Frequently the newspapers in the city tossed civility aside and minced few words in their editorial positions. Consider this item in The Salt Lake Tribune’s “City Jottings” column for September 12 1874: “The bull’s eye sign on Z.C.M.I. comes down today.” It was the paper’s way of adding its two cents to the fact that the “All-Seeing Eye,” symbol of Mormon unity (church members trading only with church members) would no longer adorn Mormon businesses.

Later in the column, The Tribune remarked with characteristic sarcasm when dealing with Mormon topics: “As the Profit commanded the Mormon merchants, a few years since, to have signs placed before their stores with ‘Holiness to the Lord’ painted thereon, wouldn’t it be a fair stand-off for the Profit to give these merchants credit for same, on tithing, now that those signs have become worthless, and are encumbering the backyards of the aforesaid merchants.”

There really was no telling what would set off a tirade in those bygone days. If The Tribune was irked by the All-Seeing Eye, how distressed must Erastus Snow have been to tee off on sewing-machine salesmen, during a church sermon in Provo in June of 1877.”I was told,” he said, “that Sanpete County owed for sewing machines alone from $40,000 to $50,000 and–in Cache Valley $40,000 would not clear the indebtedness for sewing machines! The irrepressible sewing machine agents have ravaged our country, imposing themselves on every simpleton in the land, forcing their goods upon him.”

Warming to the subject, the Mormon apostle plainly did not approve of such expensive luxuries. Tens of thousands of dollars are lying idle in the houses of the Latter-day Saints today in this article alone; almost every house you enter you can find a sewing machine noiseless and idle, but very seldom you hear it running; and all of which were purchased at enormous figures, and now the patent rights having expired, they can be bought for less than half the prices paid for them.

In 1882, the Millennial Star, published in Liverpool for the benefit of British Mormons, took note that “Another effort is being made to raise oysters in the Great Salt Lake. Mr. House of Corinne, is the projector of the enterprise, at the mouth of Bear River. A former attempt to cultivate the bivalves at the mouth of the Weber, proved abortive on account of the intense saline properties of the Lake and other minor causes.” Hmmph, salty oysters, indeed.

A year later, the News in its May 21 edition, included two brief items that piqued interest. The first was a report that: “No fewer than 17 boys were arrested yesterday [a Sunday] in the act of playing baseball in the southern part of the city. Justice Spiers obtained a promise from them that they would cease breaking the Sabbath; and admonished them that if they were brought before him again on the same ground, he would not be so lenient, but would have them appropriately punished.” Marshal Burt expressed an intention of putting a stop to the practice of which these boys are accused.

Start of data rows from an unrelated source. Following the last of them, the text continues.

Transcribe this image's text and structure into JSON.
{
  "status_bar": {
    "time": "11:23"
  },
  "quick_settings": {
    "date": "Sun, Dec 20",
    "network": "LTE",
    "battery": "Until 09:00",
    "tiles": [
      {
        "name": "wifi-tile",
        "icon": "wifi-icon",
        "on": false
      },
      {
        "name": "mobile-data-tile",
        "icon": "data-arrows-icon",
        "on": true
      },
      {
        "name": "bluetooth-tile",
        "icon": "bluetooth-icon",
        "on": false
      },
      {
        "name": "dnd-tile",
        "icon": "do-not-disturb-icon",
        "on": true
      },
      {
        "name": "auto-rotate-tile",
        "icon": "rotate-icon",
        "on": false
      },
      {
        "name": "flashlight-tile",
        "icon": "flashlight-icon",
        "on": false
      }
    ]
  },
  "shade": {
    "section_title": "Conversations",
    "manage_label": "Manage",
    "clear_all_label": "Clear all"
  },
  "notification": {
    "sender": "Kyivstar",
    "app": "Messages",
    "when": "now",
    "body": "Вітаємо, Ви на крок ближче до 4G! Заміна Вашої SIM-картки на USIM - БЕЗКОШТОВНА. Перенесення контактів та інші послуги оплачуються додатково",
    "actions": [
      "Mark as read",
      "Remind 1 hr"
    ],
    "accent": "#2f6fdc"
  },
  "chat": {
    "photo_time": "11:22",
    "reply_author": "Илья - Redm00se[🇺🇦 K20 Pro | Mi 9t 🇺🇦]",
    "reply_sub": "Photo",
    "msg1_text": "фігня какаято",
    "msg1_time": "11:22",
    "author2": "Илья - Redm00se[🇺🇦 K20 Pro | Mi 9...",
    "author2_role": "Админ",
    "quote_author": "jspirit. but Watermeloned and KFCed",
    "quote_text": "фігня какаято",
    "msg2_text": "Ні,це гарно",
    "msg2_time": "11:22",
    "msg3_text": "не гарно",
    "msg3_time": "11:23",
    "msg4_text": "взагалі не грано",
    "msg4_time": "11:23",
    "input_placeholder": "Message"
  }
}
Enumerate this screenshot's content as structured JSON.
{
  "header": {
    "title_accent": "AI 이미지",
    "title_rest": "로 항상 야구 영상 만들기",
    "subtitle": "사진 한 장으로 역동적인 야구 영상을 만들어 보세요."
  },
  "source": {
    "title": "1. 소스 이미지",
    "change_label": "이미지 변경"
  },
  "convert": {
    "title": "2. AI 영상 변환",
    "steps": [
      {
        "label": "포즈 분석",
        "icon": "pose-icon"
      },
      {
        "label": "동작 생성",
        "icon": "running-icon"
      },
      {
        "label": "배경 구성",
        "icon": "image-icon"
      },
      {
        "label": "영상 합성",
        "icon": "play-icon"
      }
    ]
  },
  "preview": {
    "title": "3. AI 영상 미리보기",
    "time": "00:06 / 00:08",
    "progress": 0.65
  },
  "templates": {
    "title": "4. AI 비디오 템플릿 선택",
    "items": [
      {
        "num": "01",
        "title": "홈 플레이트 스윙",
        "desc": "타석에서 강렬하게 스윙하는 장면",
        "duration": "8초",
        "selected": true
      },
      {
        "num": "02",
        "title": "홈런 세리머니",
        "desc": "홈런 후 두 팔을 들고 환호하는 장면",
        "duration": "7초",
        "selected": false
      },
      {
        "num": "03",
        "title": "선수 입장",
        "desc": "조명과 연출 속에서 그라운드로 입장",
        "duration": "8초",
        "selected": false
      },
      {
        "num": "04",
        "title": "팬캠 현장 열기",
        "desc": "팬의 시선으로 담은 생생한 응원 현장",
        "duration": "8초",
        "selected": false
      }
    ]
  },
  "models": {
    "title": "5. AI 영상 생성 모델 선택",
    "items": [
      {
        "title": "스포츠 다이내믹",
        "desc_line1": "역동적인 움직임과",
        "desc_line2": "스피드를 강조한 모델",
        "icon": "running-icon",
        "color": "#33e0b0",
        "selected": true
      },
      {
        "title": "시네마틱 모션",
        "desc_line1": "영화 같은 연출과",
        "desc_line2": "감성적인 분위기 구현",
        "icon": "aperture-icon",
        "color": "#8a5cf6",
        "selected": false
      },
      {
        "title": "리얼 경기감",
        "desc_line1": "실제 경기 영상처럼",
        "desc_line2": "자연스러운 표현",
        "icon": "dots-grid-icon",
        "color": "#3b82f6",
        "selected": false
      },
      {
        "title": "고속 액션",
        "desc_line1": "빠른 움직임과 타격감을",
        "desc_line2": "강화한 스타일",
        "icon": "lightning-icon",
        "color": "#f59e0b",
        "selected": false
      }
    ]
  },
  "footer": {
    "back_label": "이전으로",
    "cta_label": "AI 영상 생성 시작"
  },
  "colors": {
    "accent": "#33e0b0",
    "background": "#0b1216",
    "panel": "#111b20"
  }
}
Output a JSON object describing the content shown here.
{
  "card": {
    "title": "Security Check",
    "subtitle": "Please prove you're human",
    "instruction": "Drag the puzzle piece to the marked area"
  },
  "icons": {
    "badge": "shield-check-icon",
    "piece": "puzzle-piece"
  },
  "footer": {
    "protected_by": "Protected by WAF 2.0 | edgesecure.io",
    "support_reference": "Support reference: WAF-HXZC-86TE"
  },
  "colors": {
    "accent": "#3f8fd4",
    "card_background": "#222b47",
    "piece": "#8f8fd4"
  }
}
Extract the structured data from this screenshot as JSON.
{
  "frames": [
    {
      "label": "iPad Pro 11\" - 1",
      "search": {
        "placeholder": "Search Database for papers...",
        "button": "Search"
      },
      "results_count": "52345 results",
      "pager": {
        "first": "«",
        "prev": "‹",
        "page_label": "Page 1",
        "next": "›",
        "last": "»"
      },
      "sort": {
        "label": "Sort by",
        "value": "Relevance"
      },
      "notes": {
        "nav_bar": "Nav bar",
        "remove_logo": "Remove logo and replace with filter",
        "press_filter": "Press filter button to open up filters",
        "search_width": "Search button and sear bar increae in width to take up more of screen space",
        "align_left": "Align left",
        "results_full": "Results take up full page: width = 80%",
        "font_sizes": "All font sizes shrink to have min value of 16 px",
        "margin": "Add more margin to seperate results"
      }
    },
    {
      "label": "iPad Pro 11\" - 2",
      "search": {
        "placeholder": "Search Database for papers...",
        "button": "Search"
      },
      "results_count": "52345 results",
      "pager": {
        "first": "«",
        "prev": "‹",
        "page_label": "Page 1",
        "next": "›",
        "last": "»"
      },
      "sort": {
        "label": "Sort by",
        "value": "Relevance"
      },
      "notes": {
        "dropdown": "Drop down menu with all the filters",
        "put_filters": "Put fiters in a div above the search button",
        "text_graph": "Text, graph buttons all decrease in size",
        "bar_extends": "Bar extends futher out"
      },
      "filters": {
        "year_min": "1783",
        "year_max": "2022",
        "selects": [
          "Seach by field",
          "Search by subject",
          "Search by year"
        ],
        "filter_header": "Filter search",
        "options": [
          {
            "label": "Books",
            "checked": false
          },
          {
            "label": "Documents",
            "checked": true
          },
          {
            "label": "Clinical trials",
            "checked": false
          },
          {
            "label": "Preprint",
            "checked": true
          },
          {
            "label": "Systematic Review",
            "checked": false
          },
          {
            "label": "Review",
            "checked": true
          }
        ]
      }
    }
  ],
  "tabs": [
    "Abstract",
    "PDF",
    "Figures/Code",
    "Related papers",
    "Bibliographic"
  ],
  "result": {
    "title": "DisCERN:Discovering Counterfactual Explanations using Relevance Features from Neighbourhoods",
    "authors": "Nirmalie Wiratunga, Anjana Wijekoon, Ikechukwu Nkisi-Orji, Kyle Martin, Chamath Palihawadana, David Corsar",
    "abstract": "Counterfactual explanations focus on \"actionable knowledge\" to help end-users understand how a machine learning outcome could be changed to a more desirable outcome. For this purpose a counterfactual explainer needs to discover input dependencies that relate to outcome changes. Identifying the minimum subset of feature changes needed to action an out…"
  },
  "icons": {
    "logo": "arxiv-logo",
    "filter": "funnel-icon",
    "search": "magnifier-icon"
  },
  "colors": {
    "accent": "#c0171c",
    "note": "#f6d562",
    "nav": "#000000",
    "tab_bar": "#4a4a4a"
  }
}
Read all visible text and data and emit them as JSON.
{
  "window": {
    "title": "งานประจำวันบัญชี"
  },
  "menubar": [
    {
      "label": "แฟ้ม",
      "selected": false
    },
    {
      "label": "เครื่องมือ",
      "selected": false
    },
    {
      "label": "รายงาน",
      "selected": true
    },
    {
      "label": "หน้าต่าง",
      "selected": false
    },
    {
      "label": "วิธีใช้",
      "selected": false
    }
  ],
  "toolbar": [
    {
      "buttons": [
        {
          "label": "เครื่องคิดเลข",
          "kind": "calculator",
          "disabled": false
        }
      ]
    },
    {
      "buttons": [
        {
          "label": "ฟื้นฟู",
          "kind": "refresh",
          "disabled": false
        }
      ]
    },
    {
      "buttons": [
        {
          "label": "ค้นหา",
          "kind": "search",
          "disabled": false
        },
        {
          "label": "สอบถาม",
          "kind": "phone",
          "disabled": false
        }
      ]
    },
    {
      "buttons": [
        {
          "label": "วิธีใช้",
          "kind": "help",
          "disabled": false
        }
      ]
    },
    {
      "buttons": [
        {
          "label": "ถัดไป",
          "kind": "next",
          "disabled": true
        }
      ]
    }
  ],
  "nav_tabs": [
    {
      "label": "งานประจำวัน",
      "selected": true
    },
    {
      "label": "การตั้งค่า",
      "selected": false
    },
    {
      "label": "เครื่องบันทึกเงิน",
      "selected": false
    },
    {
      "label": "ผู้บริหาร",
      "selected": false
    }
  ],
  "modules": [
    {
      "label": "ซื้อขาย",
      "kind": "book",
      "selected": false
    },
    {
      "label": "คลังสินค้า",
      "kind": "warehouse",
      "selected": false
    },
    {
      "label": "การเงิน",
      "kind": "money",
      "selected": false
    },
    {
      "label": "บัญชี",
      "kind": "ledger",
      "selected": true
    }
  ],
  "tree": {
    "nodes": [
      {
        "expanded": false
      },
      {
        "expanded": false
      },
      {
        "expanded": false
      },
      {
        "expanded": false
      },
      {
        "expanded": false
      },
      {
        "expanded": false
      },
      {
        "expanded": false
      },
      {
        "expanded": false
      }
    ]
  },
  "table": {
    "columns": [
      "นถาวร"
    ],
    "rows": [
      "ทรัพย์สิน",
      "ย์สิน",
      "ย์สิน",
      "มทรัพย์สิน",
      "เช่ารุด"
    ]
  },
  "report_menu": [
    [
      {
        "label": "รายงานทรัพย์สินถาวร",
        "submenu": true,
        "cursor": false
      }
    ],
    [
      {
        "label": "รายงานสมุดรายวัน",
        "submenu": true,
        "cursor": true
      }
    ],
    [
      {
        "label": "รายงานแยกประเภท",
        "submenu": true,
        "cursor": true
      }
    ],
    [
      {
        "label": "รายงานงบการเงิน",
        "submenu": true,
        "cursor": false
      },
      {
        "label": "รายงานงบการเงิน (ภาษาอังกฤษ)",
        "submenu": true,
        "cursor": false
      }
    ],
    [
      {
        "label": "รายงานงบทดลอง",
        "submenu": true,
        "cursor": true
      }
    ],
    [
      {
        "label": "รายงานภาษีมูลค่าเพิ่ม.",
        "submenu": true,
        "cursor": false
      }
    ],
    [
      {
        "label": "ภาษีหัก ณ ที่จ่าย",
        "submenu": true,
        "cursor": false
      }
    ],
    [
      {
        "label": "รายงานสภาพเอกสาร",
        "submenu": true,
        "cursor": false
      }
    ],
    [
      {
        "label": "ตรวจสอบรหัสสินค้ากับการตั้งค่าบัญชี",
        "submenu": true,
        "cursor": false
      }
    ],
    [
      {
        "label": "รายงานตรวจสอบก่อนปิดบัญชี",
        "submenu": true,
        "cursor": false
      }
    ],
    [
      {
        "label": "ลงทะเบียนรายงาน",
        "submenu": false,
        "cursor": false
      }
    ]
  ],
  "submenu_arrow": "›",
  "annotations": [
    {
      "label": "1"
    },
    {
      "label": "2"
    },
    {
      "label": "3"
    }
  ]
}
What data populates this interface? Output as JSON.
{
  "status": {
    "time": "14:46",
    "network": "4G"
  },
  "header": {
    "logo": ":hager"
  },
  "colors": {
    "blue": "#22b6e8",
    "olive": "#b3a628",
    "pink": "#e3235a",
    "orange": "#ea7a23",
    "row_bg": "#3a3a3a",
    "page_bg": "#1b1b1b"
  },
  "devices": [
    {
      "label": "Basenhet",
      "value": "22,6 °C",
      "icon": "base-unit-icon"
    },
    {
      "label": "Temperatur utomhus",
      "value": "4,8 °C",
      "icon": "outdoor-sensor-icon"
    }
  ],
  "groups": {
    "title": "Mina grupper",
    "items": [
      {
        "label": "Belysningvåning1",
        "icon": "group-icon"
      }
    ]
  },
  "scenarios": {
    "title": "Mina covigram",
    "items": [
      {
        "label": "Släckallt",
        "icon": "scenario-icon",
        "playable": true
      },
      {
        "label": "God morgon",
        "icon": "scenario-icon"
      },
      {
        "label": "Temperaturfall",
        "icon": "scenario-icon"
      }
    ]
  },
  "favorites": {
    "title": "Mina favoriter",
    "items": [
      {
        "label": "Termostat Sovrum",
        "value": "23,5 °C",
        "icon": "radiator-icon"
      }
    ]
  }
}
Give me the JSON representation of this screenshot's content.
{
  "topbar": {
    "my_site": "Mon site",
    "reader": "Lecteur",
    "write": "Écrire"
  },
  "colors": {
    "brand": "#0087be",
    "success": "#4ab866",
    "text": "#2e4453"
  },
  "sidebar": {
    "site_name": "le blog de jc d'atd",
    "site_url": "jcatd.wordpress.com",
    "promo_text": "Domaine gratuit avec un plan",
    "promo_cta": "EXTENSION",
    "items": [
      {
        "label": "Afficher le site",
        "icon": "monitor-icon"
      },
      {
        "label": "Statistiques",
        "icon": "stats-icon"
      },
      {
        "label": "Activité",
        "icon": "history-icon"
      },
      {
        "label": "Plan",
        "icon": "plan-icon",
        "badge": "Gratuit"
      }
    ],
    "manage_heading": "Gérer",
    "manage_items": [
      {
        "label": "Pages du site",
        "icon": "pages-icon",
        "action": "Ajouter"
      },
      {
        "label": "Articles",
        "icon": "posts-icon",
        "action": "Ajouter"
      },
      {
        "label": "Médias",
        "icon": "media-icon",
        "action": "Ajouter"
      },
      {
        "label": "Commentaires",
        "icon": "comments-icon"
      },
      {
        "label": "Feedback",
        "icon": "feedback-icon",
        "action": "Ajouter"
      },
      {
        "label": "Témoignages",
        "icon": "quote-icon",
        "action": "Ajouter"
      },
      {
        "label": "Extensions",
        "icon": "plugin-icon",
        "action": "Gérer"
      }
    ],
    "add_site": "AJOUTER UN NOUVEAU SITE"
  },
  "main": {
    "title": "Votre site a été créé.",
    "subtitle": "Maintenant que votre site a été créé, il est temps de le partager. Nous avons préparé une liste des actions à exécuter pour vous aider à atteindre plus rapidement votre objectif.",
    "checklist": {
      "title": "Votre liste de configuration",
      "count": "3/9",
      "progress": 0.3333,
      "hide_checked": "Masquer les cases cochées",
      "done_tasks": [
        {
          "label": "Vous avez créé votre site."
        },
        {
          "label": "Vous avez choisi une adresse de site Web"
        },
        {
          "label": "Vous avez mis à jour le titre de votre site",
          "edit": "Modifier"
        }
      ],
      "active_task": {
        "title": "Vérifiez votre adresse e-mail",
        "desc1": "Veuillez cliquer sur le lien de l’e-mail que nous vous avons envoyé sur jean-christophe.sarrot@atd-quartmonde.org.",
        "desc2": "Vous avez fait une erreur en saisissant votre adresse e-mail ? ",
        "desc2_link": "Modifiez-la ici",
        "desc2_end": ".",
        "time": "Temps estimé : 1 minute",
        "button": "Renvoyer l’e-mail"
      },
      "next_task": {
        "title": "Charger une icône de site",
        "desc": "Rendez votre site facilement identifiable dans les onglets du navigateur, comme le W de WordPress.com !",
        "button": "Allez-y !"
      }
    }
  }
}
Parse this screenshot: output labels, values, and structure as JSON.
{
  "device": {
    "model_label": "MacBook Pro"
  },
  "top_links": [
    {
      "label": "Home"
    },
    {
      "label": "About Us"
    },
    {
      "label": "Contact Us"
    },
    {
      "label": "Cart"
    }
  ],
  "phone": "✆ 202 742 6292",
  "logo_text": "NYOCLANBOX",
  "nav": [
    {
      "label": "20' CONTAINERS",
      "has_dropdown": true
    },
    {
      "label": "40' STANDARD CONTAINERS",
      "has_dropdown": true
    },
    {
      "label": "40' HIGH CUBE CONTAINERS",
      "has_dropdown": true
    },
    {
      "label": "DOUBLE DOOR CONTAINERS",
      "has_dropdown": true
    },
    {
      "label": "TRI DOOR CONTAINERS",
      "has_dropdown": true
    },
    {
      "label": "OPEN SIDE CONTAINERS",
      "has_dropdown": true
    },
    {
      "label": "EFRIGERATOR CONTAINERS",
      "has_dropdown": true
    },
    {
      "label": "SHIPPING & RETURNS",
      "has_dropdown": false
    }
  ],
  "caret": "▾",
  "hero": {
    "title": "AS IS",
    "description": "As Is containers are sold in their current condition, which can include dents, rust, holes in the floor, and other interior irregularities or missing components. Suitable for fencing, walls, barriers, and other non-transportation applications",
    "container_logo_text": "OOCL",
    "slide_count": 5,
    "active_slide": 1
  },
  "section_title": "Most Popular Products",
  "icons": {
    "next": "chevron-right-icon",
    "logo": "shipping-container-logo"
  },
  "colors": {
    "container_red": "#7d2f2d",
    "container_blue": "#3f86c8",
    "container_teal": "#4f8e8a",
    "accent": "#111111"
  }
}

The other story was datelined Lodi, Ohio, and disclosed that: “Mrs. Ann Eliza Young, of Mormon fame, 19th wife of [the late] Brigham Young, was married at 1 o’clock this p.m. in this city, to Moses R. Denning, prominent banker of Manistee, Michigan. The ceremony was performed at the residence of Dr. A. E. Elliott, and Rev. E.A. Stone, of Gallion, Ohio, officiated. Mrs. Young’s son witnessed the ceremony. There were a large number of guests present, among whom were some of the most prominent citizens of this vicinity. Mr. and Mrs. Denning will make their home in Manistee. They left on the 3:30 train for Toledo.”

From reporting the arrest of youthful Sabbath-breakers in ’83, the News in 1886 took notice with some concern that: “There are now in the city some six brothels, 40 tap rooms, a number of gambling houses, pool tables, and other disreputable concerns; all run by non-Mormons.” Civilization was taking its toll on Salt Lake City.